Top to bottom, output the entries that follow exactly.
BEGIN DATA LISTING
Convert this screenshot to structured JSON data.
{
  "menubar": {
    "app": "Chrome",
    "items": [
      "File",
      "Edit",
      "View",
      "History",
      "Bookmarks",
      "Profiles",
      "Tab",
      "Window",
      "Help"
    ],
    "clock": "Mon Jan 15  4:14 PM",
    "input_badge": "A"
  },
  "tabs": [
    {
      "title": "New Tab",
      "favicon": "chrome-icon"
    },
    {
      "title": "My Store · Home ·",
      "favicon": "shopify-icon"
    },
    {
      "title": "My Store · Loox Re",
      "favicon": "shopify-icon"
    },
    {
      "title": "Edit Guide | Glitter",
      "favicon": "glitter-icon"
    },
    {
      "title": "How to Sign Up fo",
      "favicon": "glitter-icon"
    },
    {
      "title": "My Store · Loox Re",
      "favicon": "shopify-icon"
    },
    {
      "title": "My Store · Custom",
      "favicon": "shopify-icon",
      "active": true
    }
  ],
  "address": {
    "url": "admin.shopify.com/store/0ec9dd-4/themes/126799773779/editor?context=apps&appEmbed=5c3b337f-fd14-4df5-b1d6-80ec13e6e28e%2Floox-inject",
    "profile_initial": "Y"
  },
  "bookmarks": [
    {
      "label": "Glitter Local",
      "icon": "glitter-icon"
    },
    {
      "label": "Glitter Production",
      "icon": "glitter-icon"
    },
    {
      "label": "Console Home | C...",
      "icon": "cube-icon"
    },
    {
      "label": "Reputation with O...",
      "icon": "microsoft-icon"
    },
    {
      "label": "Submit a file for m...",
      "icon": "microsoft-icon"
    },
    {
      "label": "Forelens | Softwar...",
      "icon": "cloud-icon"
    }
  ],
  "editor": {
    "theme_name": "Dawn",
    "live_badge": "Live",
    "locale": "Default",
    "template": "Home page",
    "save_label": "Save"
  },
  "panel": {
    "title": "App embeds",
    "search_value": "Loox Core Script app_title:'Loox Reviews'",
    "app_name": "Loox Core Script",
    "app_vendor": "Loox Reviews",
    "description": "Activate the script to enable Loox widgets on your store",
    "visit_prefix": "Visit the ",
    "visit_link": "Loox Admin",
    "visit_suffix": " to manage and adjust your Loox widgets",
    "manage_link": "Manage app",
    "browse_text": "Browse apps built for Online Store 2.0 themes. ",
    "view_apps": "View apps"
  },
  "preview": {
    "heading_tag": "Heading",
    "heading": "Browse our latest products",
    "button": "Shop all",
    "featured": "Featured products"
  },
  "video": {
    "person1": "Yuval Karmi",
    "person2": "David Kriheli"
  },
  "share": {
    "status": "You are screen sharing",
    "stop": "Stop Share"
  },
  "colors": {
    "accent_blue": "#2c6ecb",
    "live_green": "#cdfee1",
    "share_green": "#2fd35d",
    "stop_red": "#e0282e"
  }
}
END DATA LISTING
SOLUTION TO THIS TASK
Convert this screenshot to structured JSON data.
{
  "menubar": {
    "app": "Chrome",
    "items": [
      "File",
      "Edit",
      "View",
      "History",
      "Bookmarks",
      "Profiles",
      "Tab",
      "Window",
      "Help"
    ],
    "clock": "Mon Jan 15  4:14 PM",
    "input_badge": "A"
  },
  "tabs": [
    {
      "title": "New Tab",
      "favicon": "chrome-icon"
    },
    {
      "title": "My Store · Home ·",
      "favicon": "shopify-icon"
    },
    {
      "title": "My Store · Loox Re",
      "favicon": "shopify-icon"
    },
    {
      "title": "Edit Guide | Glitter",
      "favicon": "glitter-icon"
    },
    {
      "title": "How to Sign Up fo",
      "favicon": "glitter-icon"
    },
    {
      "title": "My Store · Loox Re",
      "favicon": "shopify-icon"
    },
    {
      "title": "My Store · Custom",
      "favicon": "shopify-icon",
      "active": true
    }
  ],
  "address": {
    "url": "admin.shopify.com/store/0ec9dd-4/themes/126799773779/editor?context=apps&appEmbed=5c3b337f-fd14-4df5-b1d6-80ec13e6e28e%2Floox-inject",
    "profile_initial": "Y"
  },
  "bookmarks": [
    {
      "label": "Glitter Local",
      "icon": "glitter-icon"
    },
    {
      "label": "Glitter Production",
      "icon": "glitter-icon"
    },
    {
      "label": "Console Home | C...",
      "icon": "cube-icon"
    },
    {
      "label": "Reputation with O...",
      "icon": "microsoft-icon"
    },
    {
      "label": "Submit a file for m...",
      "icon": "microsoft-icon"
    },
    {
      "label": "Forelens | Softwar...",
      "icon": "cloud-icon"
    }
  ],
  "editor": {
    "theme_name": "Dawn",
    "live_badge": "Live",
    "locale": "Default",
    "template": "Home page",
    "save_label": "Save"
  },
  "panel": {
    "title": "App embeds",
    "search_value": "Loox Core Script app_title:'Loox Reviews'",
    "app_name": "Loox Core Script",
    "app_vendor": "Loox Reviews",
    "description": "Activate the script to enable Loox widgets on your store",
    "visit_prefix": "Visit the ",
    "visit_link": "Loox Admin",
    "visit_suffix": " to manage and adjust your Loox widgets",
    "manage_link": "Manage app",
    "browse_text": "Browse apps built for Online Store 2.0 themes. ",
    "view_apps": "View apps"
  },
  "preview": {
    "heading_tag": "Heading",
    "heading": "Browse our latest products",
    "button": "Shop all",
    "featured": "Featured products"
  },
  "video": {
    "person1": "Yuval Karmi",
    "person2": "David Kriheli"
  },
  "share": {
    "status": "You are screen sharing",
    "stop": "Stop Share"
  },
  "colors": {
    "accent_blue": "#2c6ecb",
    "live_green": "#cdfee1",
    "share_green": "#2fd35d",
    "stop_red": "#e0282e"
  }
}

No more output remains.